Items listed in a dataset:
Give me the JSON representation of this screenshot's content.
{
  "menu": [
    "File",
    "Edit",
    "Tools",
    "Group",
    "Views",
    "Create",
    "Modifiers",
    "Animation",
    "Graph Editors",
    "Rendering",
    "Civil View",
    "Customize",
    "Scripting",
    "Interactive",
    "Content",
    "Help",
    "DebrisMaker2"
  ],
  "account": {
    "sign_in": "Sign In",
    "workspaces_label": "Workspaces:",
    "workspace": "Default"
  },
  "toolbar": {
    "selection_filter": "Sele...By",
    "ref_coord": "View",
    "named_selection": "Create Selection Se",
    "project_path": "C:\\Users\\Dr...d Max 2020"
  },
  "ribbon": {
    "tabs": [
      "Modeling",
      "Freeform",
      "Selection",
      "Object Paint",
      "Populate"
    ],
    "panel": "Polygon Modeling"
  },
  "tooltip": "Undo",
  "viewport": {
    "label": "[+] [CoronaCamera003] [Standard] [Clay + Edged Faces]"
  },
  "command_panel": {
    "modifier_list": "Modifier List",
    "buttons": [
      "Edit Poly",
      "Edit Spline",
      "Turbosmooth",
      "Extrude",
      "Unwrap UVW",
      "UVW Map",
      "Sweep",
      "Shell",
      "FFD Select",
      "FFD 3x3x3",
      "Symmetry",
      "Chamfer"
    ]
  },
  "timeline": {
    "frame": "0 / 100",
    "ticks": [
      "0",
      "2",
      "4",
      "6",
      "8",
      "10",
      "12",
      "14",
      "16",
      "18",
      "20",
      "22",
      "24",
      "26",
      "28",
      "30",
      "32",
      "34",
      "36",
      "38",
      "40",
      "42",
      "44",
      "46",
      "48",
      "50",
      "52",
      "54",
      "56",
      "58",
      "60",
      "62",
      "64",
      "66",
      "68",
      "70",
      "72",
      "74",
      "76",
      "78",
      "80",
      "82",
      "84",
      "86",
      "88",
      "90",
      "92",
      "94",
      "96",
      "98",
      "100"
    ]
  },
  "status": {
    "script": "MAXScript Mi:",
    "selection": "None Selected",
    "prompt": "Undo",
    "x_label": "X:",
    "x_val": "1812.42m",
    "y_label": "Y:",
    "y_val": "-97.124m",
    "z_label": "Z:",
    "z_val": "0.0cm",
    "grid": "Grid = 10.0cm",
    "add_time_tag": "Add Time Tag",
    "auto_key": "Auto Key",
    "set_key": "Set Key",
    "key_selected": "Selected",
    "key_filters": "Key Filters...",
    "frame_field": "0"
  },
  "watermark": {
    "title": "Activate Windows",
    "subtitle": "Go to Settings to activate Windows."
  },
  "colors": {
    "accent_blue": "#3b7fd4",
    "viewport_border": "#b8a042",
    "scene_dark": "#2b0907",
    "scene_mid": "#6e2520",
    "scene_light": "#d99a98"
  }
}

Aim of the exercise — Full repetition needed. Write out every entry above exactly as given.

Task result —
Give me the JSON representation of this screenshot's content.
{
  "menu": [
    "File",
    "Edit",
    "Tools",
    "Group",
    "Views",
    "Create",
    "Modifiers",
    "Animation",
    "Graph Editors",
    "Rendering",
    "Civil View",
    "Customize",
    "Scripting",
    "Interactive",
    "Content",
    "Help",
    "DebrisMaker2"
  ],
  "account": {
    "sign_in": "Sign In",
    "workspaces_label": "Workspaces:",
    "workspace": "Default"
  },
  "toolbar": {
    "selection_filter": "Sele...By",
    "ref_coord": "View",
    "named_selection": "Create Selection Se",
    "project_path": "C:\\Users\\Dr...d Max 2020"
  },
  "ribbon": {
    "tabs": [
      "Modeling",
      "Freeform",
      "Selection",
      "Object Paint",
      "Populate"
    ],
    "panel": "Polygon Modeling"
  },
  "tooltip": "Undo",
  "viewport": {
    "label": "[+] [CoronaCamera003] [Standard] [Clay + Edged Faces]"
  },
  "command_panel": {
    "modifier_list": "Modifier List",
    "buttons": [
      "Edit Poly",
      "Edit Spline",
      "Turbosmooth",
      "Extrude",
      "Unwrap UVW",
      "UVW Map",
      "Sweep",
      "Shell",
      "FFD Select",
      "FFD 3x3x3",
      "Symmetry",
      "Chamfer"
    ]
  },
  "timeline": {
    "frame": "0 / 100",
    "ticks": [
      "0",
      "2",
      "4",
      "6",
      "8",
      "10",
      "12",
      "14",
      "16",
      "18",
      "20",
      "22",
      "24",
      "26",
      "28",
      "30",
      "32",
      "34",
      "36",
      "38",
      "40",
      "42",
      "44",
      "46",
      "48",
      "50",
      "52",
      "54",
      "56",
      "58",
      "60",
      "62",
      "64",
      "66",
      "68",
      "70",
      "72",
      "74",
      "76",
      "78",
      "80",
      "82",
      "84",
      "86",
      "88",
      "90",
      "92",
      "94",
      "96",
      "98",
      "100"
    ]
  },
  "status": {
    "script": "MAXScript Mi:",
    "selection": "None Selected",
    "prompt": "Undo",
    "x_label": "X:",
    "x_val": "1812.42m",
    "y_label": "Y:",
    "y_val": "-97.124m",
    "z_label": "Z:",
    "z_val": "0.0cm",
    "grid": "Grid = 10.0cm",
    "add_time_tag": "Add Time Tag",
    "auto_key": "Auto Key",
    "set_key": "Set Key",
    "key_selected": "Selected",
    "key_filters": "Key Filters...",
    "frame_field": "0"
  },
  "watermark": {
    "title": "Activate Windows",
    "subtitle": "Go to Settings to activate Windows."
  },
  "colors": {
    "accent_blue": "#3b7fd4",
    "viewport_border": "#b8a042",
    "scene_dark": "#2b0907",
    "scene_mid": "#6e2520",
    "scene_light": "#d99a98"
  }
}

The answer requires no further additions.